Can Soap Get Dirty?
When you see lovely little bars of lemon-thyme orlavender hand soaps on the rim of a sink, you knowthey are there to make you feel as fresh as agardenia-scented daisy. We all know washing ourhands is important, but, like washcloths and towels, can the bars of hand soap we use to clean ourselvesbecome dirty as well?
Soaps are simply mixtures of sodium or potassium salts derived from fatty acids and alkalisolutions during a process called saponification. Each soap molecule is made of a long, non-polar, hydrophobic (repelled by water) hydrocarbon chain (the "tail") capped by a polar, hydrophilic (water-soluble) "salt" head. Because soap molecules have both polar and non-polar properties, they're great emulsifiers, which means they can disperse one liquid intoanother.
When you wash your dirty hands with soap and water, the tails of the soap molecules arerepelled by water and attracted to oils, which attract dirt. The tails cluster together and formstructures called micelles, trapping the dirt and oils. The micelles are negatively charged andsoluble in water, so they repel each other and remain dispersed in water—and can easily bewashed away.
So, yes, soap does indeed get dirty. That's sort of how it gets your hands clean: by latchingonto grease, dirt and oil more strongly than your skin does. Of course, when you're usingsoap, you're washing all those loose, dirt-trapping, dirty soap molecules away, but a bar ofsoap sitting on the bathroom counter or liquid soap in a bottle can also be contaminatedwith microorganisms.
This doesn't seem to be much of a problem, though.
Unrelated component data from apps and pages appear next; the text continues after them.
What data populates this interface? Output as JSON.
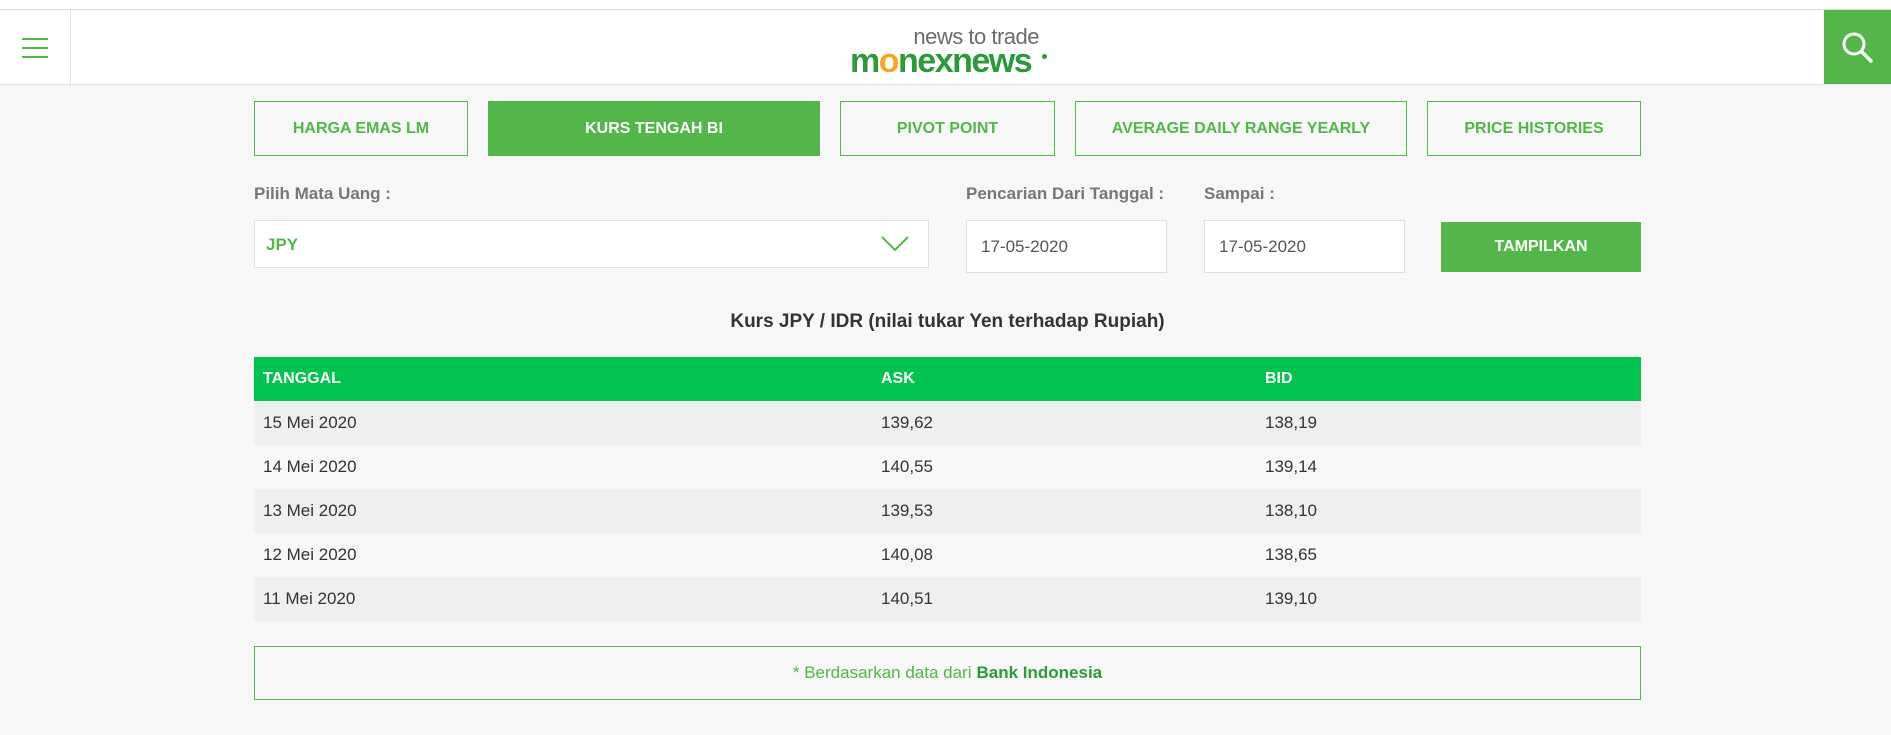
{
  "header": {
    "menu_icon": "hamburger-icon",
    "logo_tagline": "news to trade",
    "logo_brand_pre": "m",
    "logo_brand_o": "o",
    "logo_brand_post": "nexnews",
    "search_icon": "search-icon",
    "accent_color": "#52b748"
  },
  "tabs": [
    {
      "label": "HARGA EMAS LM",
      "active": false
    },
    {
      "label": "KURS TENGAH BI",
      "active": true
    },
    {
      "label": "PIVOT POINT",
      "active": false
    },
    {
      "label": "AVERAGE DAILY RANGE YEARLY",
      "active": false
    },
    {
      "label": "PRICE HISTORIES",
      "active": false
    }
  ],
  "filters": {
    "currency_label": "Pilih Mata Uang :",
    "currency_value": "JPY",
    "from_label": "Pencarian Dari Tanggal :",
    "from_value": "17-05-2020",
    "to_label": "Sampai :",
    "to_value": "17-05-2020",
    "submit_label": "TAMPILKAN"
  },
  "table": {
    "caption": "Kurs JPY / IDR (nilai tukar Yen terhadap Rupiah)",
    "headers": [
      "TANGGAL",
      "ASK",
      "BID"
    ],
    "header_color": "#00c44e",
    "rows": [
      [
        "15 Mei 2020",
        "139,62",
        "138,19"
      ],
      [
        "14 Mei 2020",
        "140,55",
        "139,14"
      ],
      [
        "13 Mei 2020",
        "139,53",
        "138,10"
      ],
      [
        "12 Mei 2020",
        "140,08",
        "138,65"
      ],
      [
        "11 Mei 2020",
        "140,51",
        "139,10"
      ]
    ]
  },
  "note": {
    "prefix": "* Berdasarkan data dari",
    "source": "Bank Indonesia"
  }
}
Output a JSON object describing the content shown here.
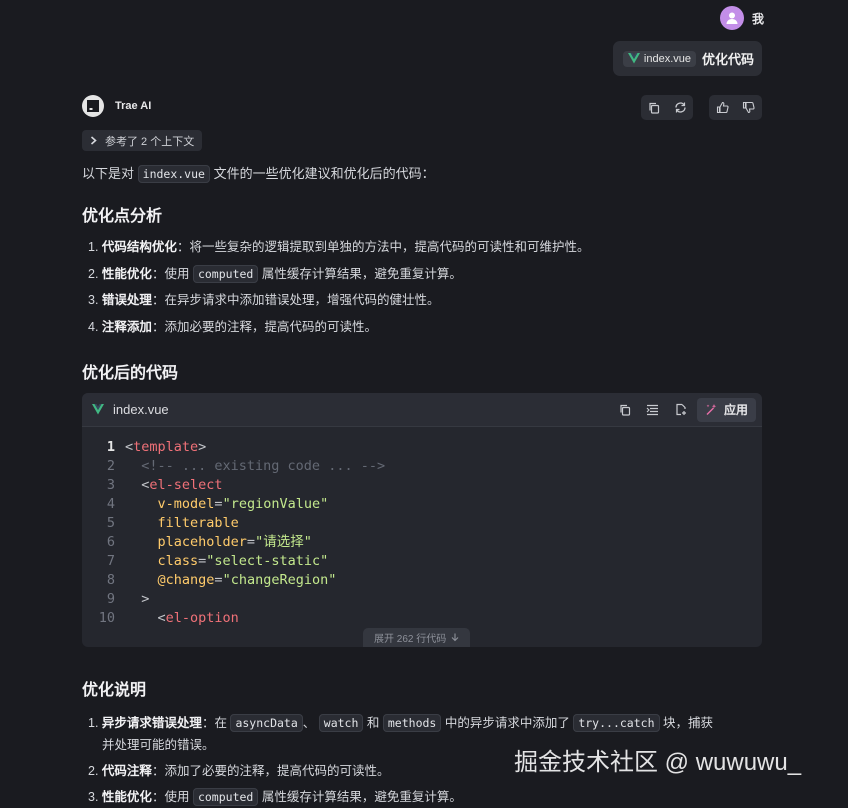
{
  "user": {
    "name": "我",
    "message": {
      "file_chip": "index.vue",
      "text": "优化代码"
    }
  },
  "ai": {
    "name": "Trae AI",
    "context_chip": "参考了 2 个上下文",
    "intro": {
      "before": "以下是对",
      "code": "index.vue",
      "after": "文件的一些优化建议和优化后的代码："
    },
    "section1_title": "优化点分析",
    "points": [
      {
        "num": "1.",
        "title": "代码结构优化",
        "sep": "：",
        "text": "将一些复杂的逻辑提取到单独的方法中，提高代码的可读性和可维护性。"
      },
      {
        "num": "2.",
        "title": "性能优化",
        "sep": "：",
        "before": "使用",
        "code": "computed",
        "after": "属性缓存计算结果，避免重复计算。"
      },
      {
        "num": "3.",
        "title": "错误处理",
        "sep": "：",
        "text": "在异步请求中添加错误处理，增强代码的健壮性。"
      },
      {
        "num": "4.",
        "title": "注释添加",
        "sep": "：",
        "text": "添加必要的注释，提高代码的可读性。"
      }
    ],
    "section2_title": "优化后的代码",
    "code_block": {
      "filename": "index.vue",
      "apply_label": "应用",
      "expand_label": "展开 262 行代码",
      "lines": [
        {
          "n": "1",
          "text": "<template>"
        },
        {
          "n": "2",
          "text": "  <!-- ... existing code ... -->"
        },
        {
          "n": "3",
          "text": "  <el-select"
        },
        {
          "n": "4",
          "text": "    v-model=\"regionValue\""
        },
        {
          "n": "5",
          "text": "    filterable"
        },
        {
          "n": "6",
          "text": "    placeholder=\"请选择\""
        },
        {
          "n": "7",
          "text": "    class=\"select-static\""
        },
        {
          "n": "8",
          "text": "    @change=\"changeRegion\""
        },
        {
          "n": "9",
          "text": "  >"
        },
        {
          "n": "10",
          "text": "    <el-option"
        }
      ]
    },
    "section3_title": "优化说明",
    "notes": [
      {
        "num": "1.",
        "title": "异步请求错误处理",
        "sep": "：",
        "p1": "在",
        "c1": "asyncData",
        "p2": "、",
        "c2": "watch",
        "p3": "和",
        "c3": "methods",
        "p4": "中的异步请求中添加了",
        "c4": "try...catch",
        "p5": "块，捕获",
        "line2": "并处理可能的错误。"
      },
      {
        "num": "2.",
        "title": "代码注释",
        "sep": "：",
        "text": "添加了必要的注释，提高代码的可读性。"
      },
      {
        "num": "3.",
        "title": "性能优化",
        "sep": "：",
        "before": "使用",
        "code": "computed",
        "after": "属性缓存计算结果，避免重复计算。"
      }
    ]
  },
  "watermark": "掘金技术社区 @ wuwuwu_"
}
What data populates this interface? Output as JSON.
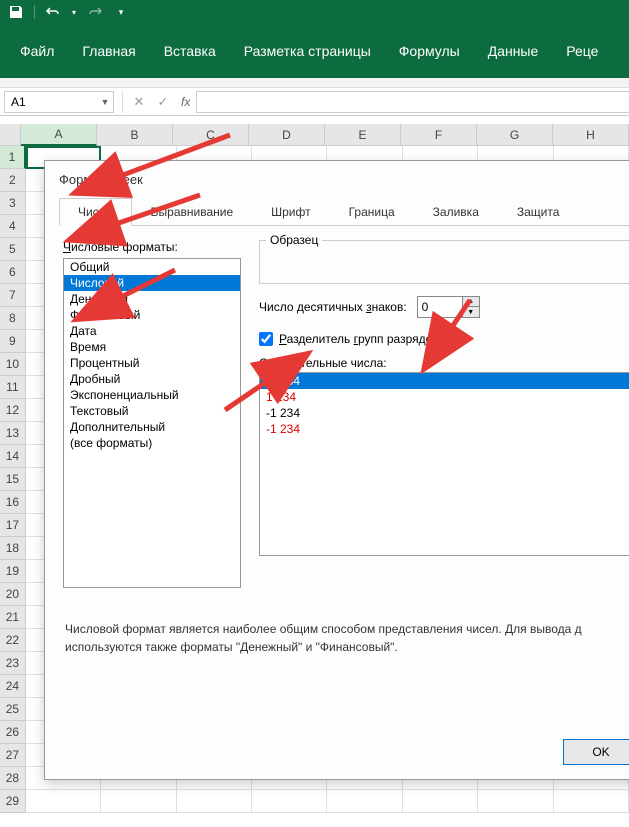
{
  "ribbon": {
    "tabs": [
      "Файл",
      "Главная",
      "Вставка",
      "Разметка страницы",
      "Формулы",
      "Данные",
      "Реце"
    ]
  },
  "namebox": {
    "value": "A1"
  },
  "columns": [
    "A",
    "B",
    "C",
    "D",
    "E",
    "F",
    "G",
    "H"
  ],
  "rows": [
    1,
    2,
    3,
    4,
    5,
    6,
    7,
    8,
    9,
    10,
    11,
    12,
    13,
    14,
    15,
    16,
    17,
    18,
    19,
    20,
    21,
    22,
    23,
    24,
    25,
    26,
    27,
    28,
    29
  ],
  "dialog": {
    "title": "Формат ячеек",
    "tabs": [
      "Число",
      "Выравнивание",
      "Шрифт",
      "Граница",
      "Заливка",
      "Защита"
    ],
    "active_tab": 0,
    "category_label": "Числовые форматы:",
    "categories": [
      "Общий",
      "Числовой",
      "Денежный",
      "Финансовый",
      "Дата",
      "Время",
      "Процентный",
      "Дробный",
      "Экспоненциальный",
      "Текстовый",
      "Дополнительный",
      "(все форматы)"
    ],
    "selected_category": 1,
    "sample_label": "Образец",
    "decimal_label": "Число десятичных знаков:",
    "decimal_value": "0",
    "separator_checked": true,
    "separator_label": "Разделитель групп разрядов ( )",
    "negative_label": "Отрицательные числа:",
    "negative_items": [
      {
        "text": "-1 234",
        "red": false,
        "sel": true
      },
      {
        "text": "1 234",
        "red": true,
        "sel": false
      },
      {
        "text": "-1 234",
        "red": false,
        "sel": false
      },
      {
        "text": "-1 234",
        "red": true,
        "sel": false
      }
    ],
    "description": "Числовой формат является наиболее общим способом представления чисел. Для вывода д используются также форматы \"Денежный\" и \"Финансовый\".",
    "ok": "OK"
  }
}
In the few studies that have been done onthe matter, test subjects were given bars of soap laden with E. coli and other bacteria andinstructed to wash up. None of the studies found any evidence of bacteria transfer from thesoap to the subjects' hands. (It should be noted that two of these studies were conducted byProcter & Gamble and the Dial Corp., though no contradictory evidence has beenfound.)
Dirty soap can't clean itself, though. A contaminated bar of soap gets cleaned via the samemechanical action that helps clean you up when you wash your hands: good ol' fashionedscrubbing. The friction from rubbing your hands against the soap, as well as the flushingaction of running water, removes any harmful microorganisms from both your hands and thesoap and sends them down the drain.